-- What you need to do --
Within the entries that follow, report how many lines contain the word "model", giving the number by itself.
*** Extracted material
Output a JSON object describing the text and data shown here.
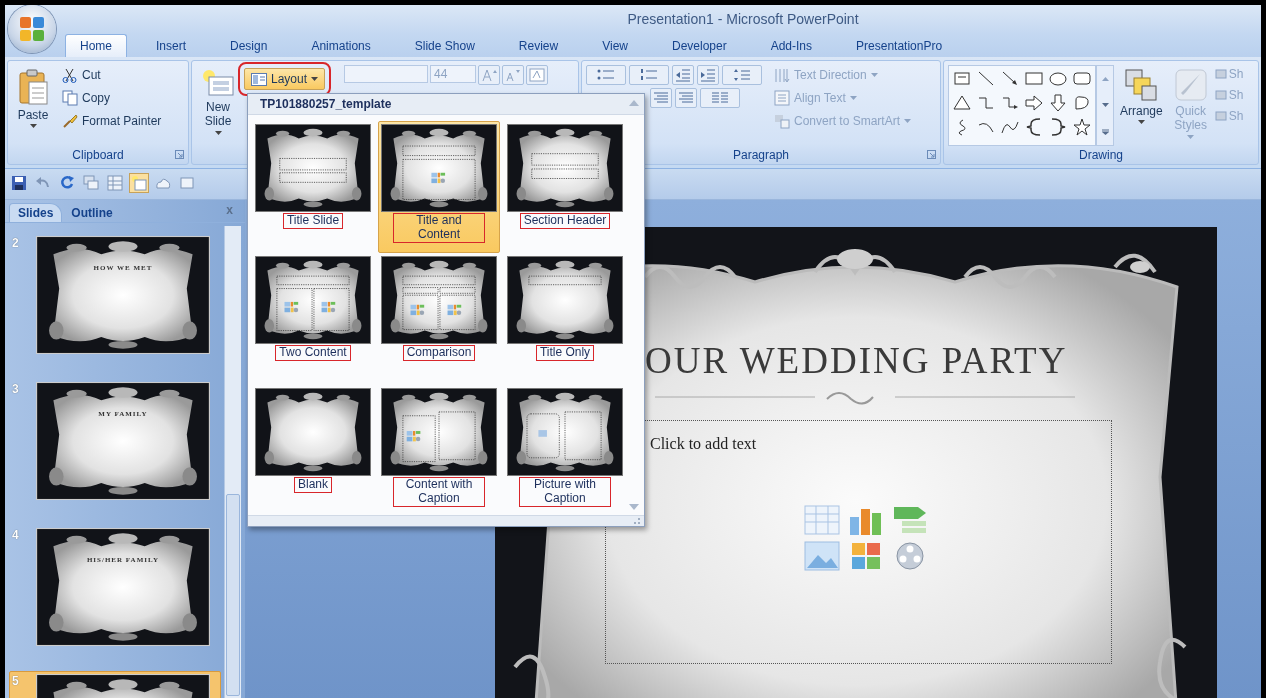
{
  "window": {
    "title": "Presentation1 - Microsoft PowerPoint"
  },
  "ribbon_tabs": [
    {
      "label": "Home",
      "selected": true
    },
    {
      "label": "Insert",
      "selected": false
    },
    {
      "label": "Design",
      "selected": false
    },
    {
      "label": "Animations",
      "selected": false
    },
    {
      "label": "Slide Show",
      "selected": false
    },
    {
      "label": "Review",
      "selected": false
    },
    {
      "label": "View",
      "selected": false
    },
    {
      "label": "Developer",
      "selected": false
    },
    {
      "label": "Add-Ins",
      "selected": false
    },
    {
      "label": "PresentationPro",
      "selected": false
    }
  ],
  "clipboard": {
    "paste": "Paste",
    "items": [
      "Cut",
      "Copy",
      "Format Painter"
    ],
    "label": "Clipboard"
  },
  "slides_group": {
    "new_slide": "New Slide",
    "layout_button": {
      "label": "Layout",
      "expanded": true
    }
  },
  "font_group": {
    "size": "44",
    "disabled": true
  },
  "paragraph": {
    "items": [
      {
        "label": "Text Direction",
        "disabled": true
      },
      {
        "label": "Align Text",
        "disabled": true
      },
      {
        "label": "Convert to SmartArt",
        "disabled": true
      }
    ],
    "label": "Paragraph"
  },
  "drawing": {
    "arrange": {
      "label": "Arrange",
      "disabled": false
    },
    "quick_styles": {
      "label": "Quick Styles",
      "disabled": true
    },
    "shape_items": [
      {
        "label": "Sh",
        "disabled": true
      },
      {
        "label": "Sh",
        "disabled": true
      },
      {
        "label": "Sh",
        "disabled": true
      }
    ],
    "label": "Drawing"
  },
  "layout_gallery": {
    "title": "TP101880257_template",
    "layouts": [
      {
        "label": "Title Slide",
        "kind": "title",
        "selected": false
      },
      {
        "label": "Title and Content",
        "kind": "title_content",
        "selected": true
      },
      {
        "label": "Section Header",
        "kind": "section",
        "selected": false
      },
      {
        "label": "Two Content",
        "kind": "two_content",
        "selected": false
      },
      {
        "label": "Comparison",
        "kind": "comparison",
        "selected": false
      },
      {
        "label": "Title Only",
        "kind": "title_only",
        "selected": false
      },
      {
        "label": "Blank",
        "kind": "blank",
        "selected": false
      },
      {
        "label": "Content with Caption",
        "kind": "content_caption",
        "selected": false
      },
      {
        "label": "Picture with Caption",
        "kind": "picture_caption",
        "selected": false
      }
    ]
  },
  "slide_pane": {
    "tabs": [
      {
        "label": "Slides",
        "selected": true
      },
      {
        "label": "Outline",
        "selected": false
      }
    ],
    "close": "x",
    "slides": [
      {
        "number": "2",
        "title": "HOW WE MET",
        "selected": false
      },
      {
        "number": "3",
        "title": "MY FAMILY",
        "selected": false
      },
      {
        "number": "4",
        "title": "HIS/HER FAMILY",
        "selected": false
      },
      {
        "number": "5",
        "selected": true
      }
    ]
  },
  "slide": {
    "title": "OUR WEDDING PARTY",
    "placeholder": "Click to add text"
  }
}
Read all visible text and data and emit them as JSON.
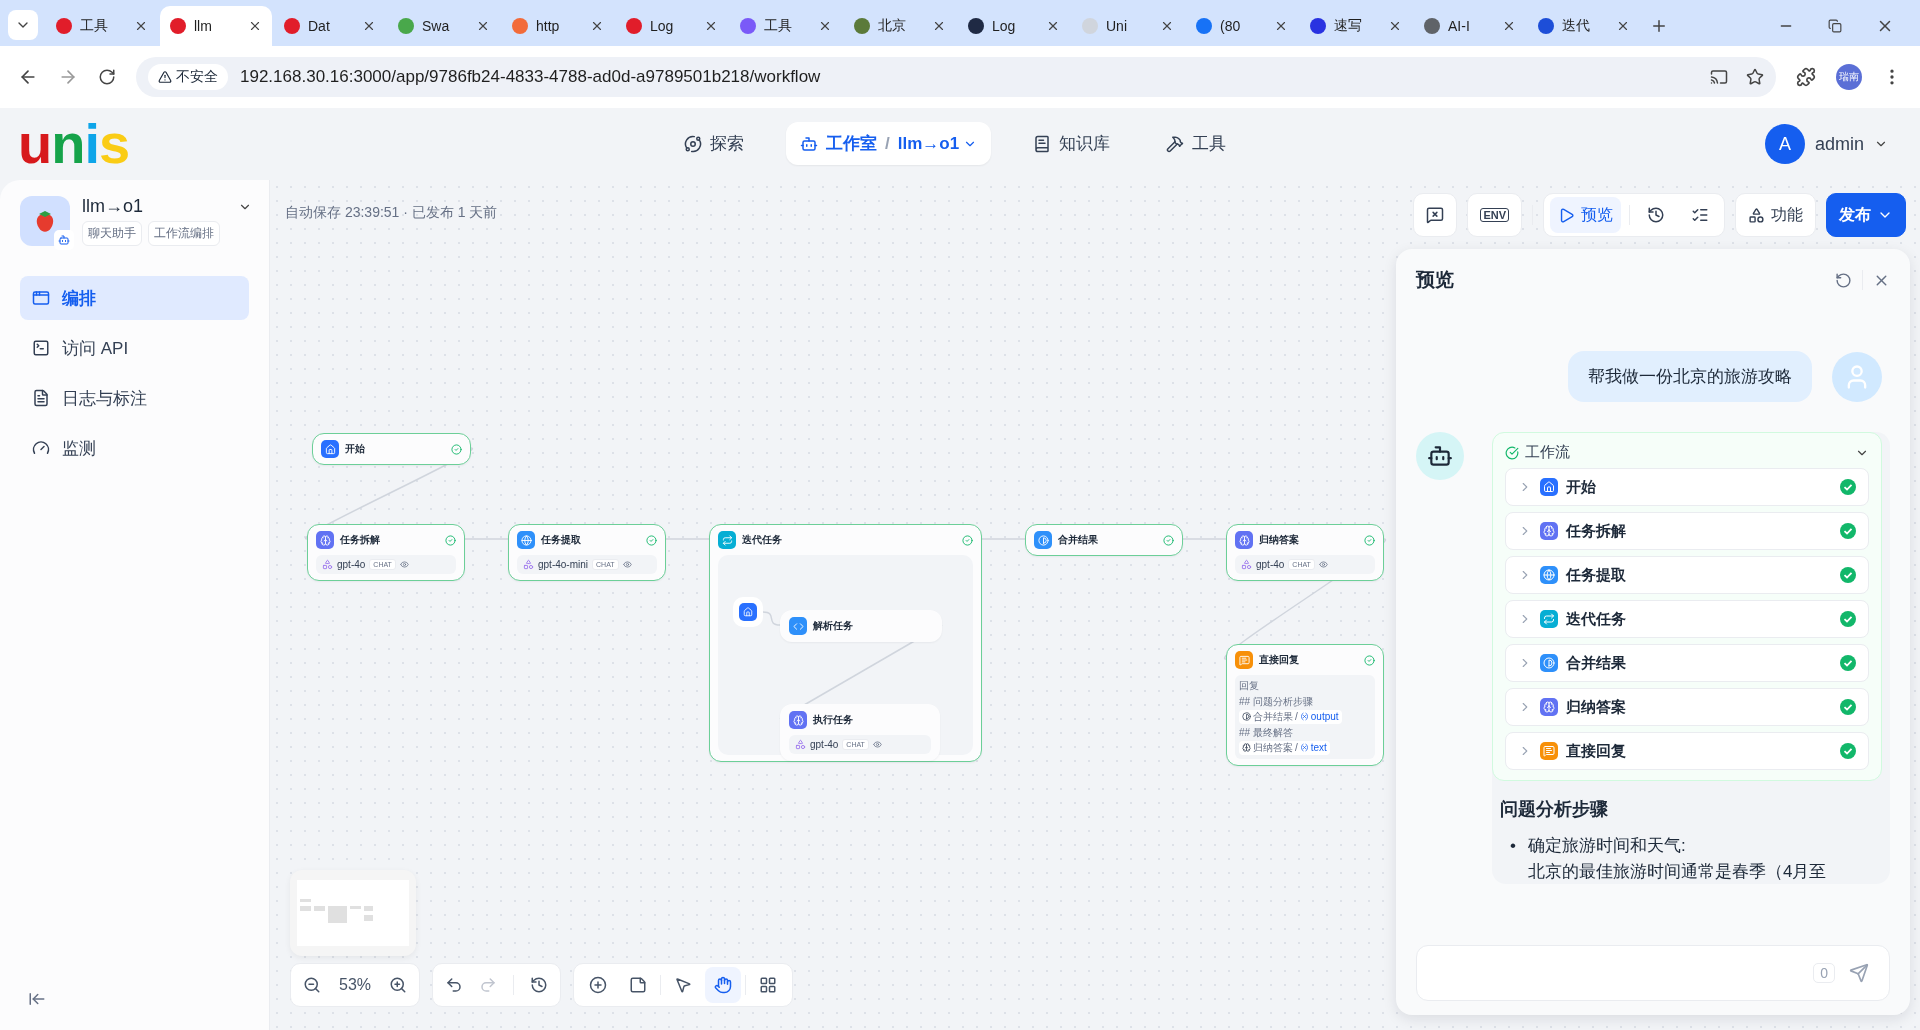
{
  "browser": {
    "tabs": [
      {
        "title": "工具",
        "selected": false,
        "color": "#e11d2a"
      },
      {
        "title": "llm",
        "selected": true,
        "color": "#e11d2a"
      },
      {
        "title": "Dat",
        "selected": false,
        "color": "#e11d2a"
      },
      {
        "title": "Swa",
        "selected": false,
        "color": "#49a84b"
      },
      {
        "title": "http",
        "selected": false,
        "color": "#f26b3a"
      },
      {
        "title": "Log",
        "selected": false,
        "color": "#e11d2a"
      },
      {
        "title": "工具",
        "selected": false,
        "color": "#7a5af8"
      },
      {
        "title": "北京",
        "selected": false,
        "color": "#5b7a3a"
      },
      {
        "title": "Log",
        "selected": false,
        "color": "#1f2a44"
      },
      {
        "title": "Uni",
        "selected": false,
        "color": "#d0d5dd"
      },
      {
        "title": "(80",
        "selected": false,
        "color": "#1772f6"
      },
      {
        "title": "速写",
        "selected": false,
        "color": "#2932e1"
      },
      {
        "title": "AI-I",
        "selected": false,
        "color": "#5f6368"
      },
      {
        "title": "迭代",
        "selected": false,
        "color": "#1d4ed8"
      }
    ],
    "security": "不安全",
    "url": "192.168.30.16:3000/app/9786fb24-4833-4788-ad0d-a9789501b218/workflow",
    "profile": "瑞南"
  },
  "header": {
    "logo": "unis",
    "nav": [
      {
        "label": "探索",
        "kind": "explore",
        "selected": false
      },
      {
        "label": "工作室",
        "kind": "studio",
        "selected": true
      },
      {
        "label": "知识库",
        "kind": "knowledge",
        "selected": false
      },
      {
        "label": "工具",
        "kind": "tools",
        "selected": false
      }
    ],
    "separator": "/",
    "app_switch": "llm→o1",
    "user": {
      "initial": "A",
      "name": "admin"
    }
  },
  "sidebar": {
    "app_name": "llm→o1",
    "tags": [
      "聊天助手",
      "工作流编排"
    ],
    "items": [
      {
        "label": "编排",
        "kind": "orchestrate",
        "selected": true
      },
      {
        "label": "访问 API",
        "kind": "api",
        "selected": false
      },
      {
        "label": "日志与标注",
        "kind": "logs",
        "selected": false
      },
      {
        "label": "监测",
        "kind": "monitor",
        "selected": false
      }
    ]
  },
  "toolbar": {
    "status": "自动保存 23:39:51 · 已发布 1 天前",
    "env": "ENV",
    "preview": {
      "label": "预览",
      "selected": true
    },
    "features": "功能",
    "publish": "发布"
  },
  "nodes": [
    {
      "title": "开始",
      "kind": "start",
      "done": true
    },
    {
      "title": "任务拆解",
      "kind": "llm",
      "done": true,
      "model": "gpt-4o",
      "mode": "CHAT"
    },
    {
      "title": "任务提取",
      "kind": "extractor",
      "done": true,
      "model": "gpt-4o-mini",
      "mode": "CHAT"
    },
    {
      "title": "迭代任务",
      "kind": "iteration",
      "done": true,
      "children": [
        {
          "kind": "start"
        },
        {
          "title": "解析任务",
          "kind": "code"
        },
        {
          "title": "执行任务",
          "kind": "llm",
          "model": "gpt-4o",
          "mode": "CHAT"
        }
      ]
    },
    {
      "title": "合并结果",
      "kind": "merge",
      "done": true
    },
    {
      "title": "归纳答案",
      "kind": "llm",
      "done": true,
      "model": "gpt-4o",
      "mode": "CHAT"
    },
    {
      "title": "直接回复",
      "kind": "answer",
      "done": true,
      "content": [
        {
          "kind": "text",
          "text": "回复"
        },
        {
          "kind": "text",
          "text": "## 问题分析步骤"
        },
        {
          "kind": "var",
          "source": {
            "title": "合并结果",
            "kind": "merge"
          },
          "sep": "/",
          "var": "output"
        },
        {
          "kind": "text",
          "text": "## 最终解答"
        },
        {
          "kind": "var",
          "source": {
            "title": "归纳答案",
            "kind": "llm"
          },
          "sep": "/",
          "var": "text"
        }
      ]
    }
  ],
  "canvas_controls": {
    "zoom": "53%",
    "tools": [
      {
        "kind": "add",
        "selected": false
      },
      {
        "kind": "note",
        "selected": false
      },
      {
        "kind": "pointer",
        "selected": false
      },
      {
        "kind": "hand",
        "selected": true
      },
      {
        "kind": "layout",
        "selected": false
      }
    ]
  },
  "preview": {
    "title": "预览",
    "user_message": "帮我做一份北京的旅游攻略",
    "workflow": {
      "label": "工作流",
      "expanded": true,
      "steps": [
        {
          "name": "开始",
          "kind": "start",
          "done": true
        },
        {
          "name": "任务拆解",
          "kind": "llm",
          "done": true
        },
        {
          "name": "任务提取",
          "kind": "extractor",
          "done": true
        },
        {
          "name": "迭代任务",
          "kind": "iteration",
          "done": true
        },
        {
          "name": "合并结果",
          "kind": "merge",
          "done": true
        },
        {
          "name": "归纳答案",
          "kind": "llm",
          "done": true
        },
        {
          "name": "直接回复",
          "kind": "answer",
          "done": true
        }
      ]
    },
    "answer": {
      "heading": "问题分析步骤",
      "bullets": [
        {
          "marker": "•",
          "title": "确定旅游时间和天气:",
          "text": "北京的最佳旅游时间通常是春季（4月至"
        }
      ]
    },
    "input": {
      "count": "0"
    }
  }
}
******
-- Task solution --
4